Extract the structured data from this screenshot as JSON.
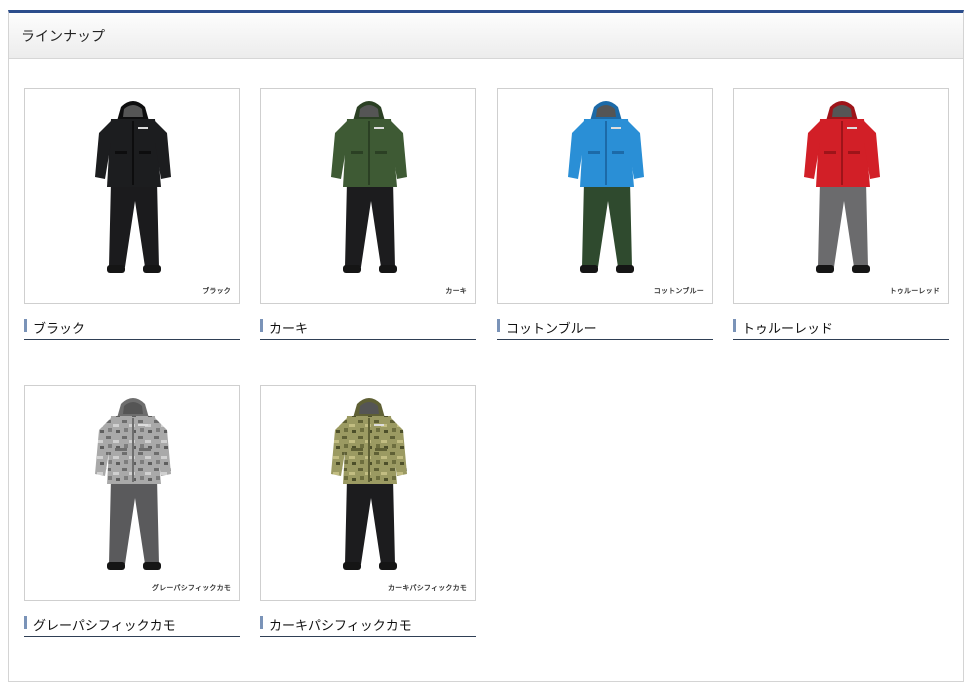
{
  "section": {
    "title": "ラインナップ"
  },
  "colors": {
    "header_rule": "#2b4d8c",
    "caption_marker": "#7a93b8"
  },
  "products": [
    {
      "name": "ブラック",
      "image_label": "ブラック",
      "jacket": "#1c1d1f",
      "jacket_shade": "#0d0d0e",
      "pants": "#1b1b1d",
      "pattern": "none"
    },
    {
      "name": "カーキ",
      "image_label": "カーキ",
      "jacket": "#3e5a34",
      "jacket_shade": "#2b4024",
      "pants": "#1c1c1e",
      "pattern": "none"
    },
    {
      "name": "コットンブルー",
      "image_label": "コットンブルー",
      "jacket": "#2a8fd6",
      "jacket_shade": "#1c6aa8",
      "pants": "#2f4a2e",
      "pattern": "none"
    },
    {
      "name": "トゥルーレッド",
      "image_label": "トゥルーレッド",
      "jacket": "#d21f27",
      "jacket_shade": "#9e1419",
      "pants": "#6b6b6d",
      "pattern": "none"
    },
    {
      "name": "グレーパシフィックカモ",
      "image_label": "グレーパシフィックカモ",
      "jacket": "#9a9a9a",
      "jacket_shade": "#6e6e6e",
      "pants": "#5a5a5c",
      "pattern": "camo-grey"
    },
    {
      "name": "カーキパシフィックカモ",
      "image_label": "カーキパシフィックカモ",
      "jacket": "#8a8a52",
      "jacket_shade": "#5f6035",
      "pants": "#1c1c1e",
      "pattern": "camo-khaki"
    }
  ]
}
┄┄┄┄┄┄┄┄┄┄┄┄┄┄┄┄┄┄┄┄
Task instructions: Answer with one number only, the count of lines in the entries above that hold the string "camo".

Output below: 2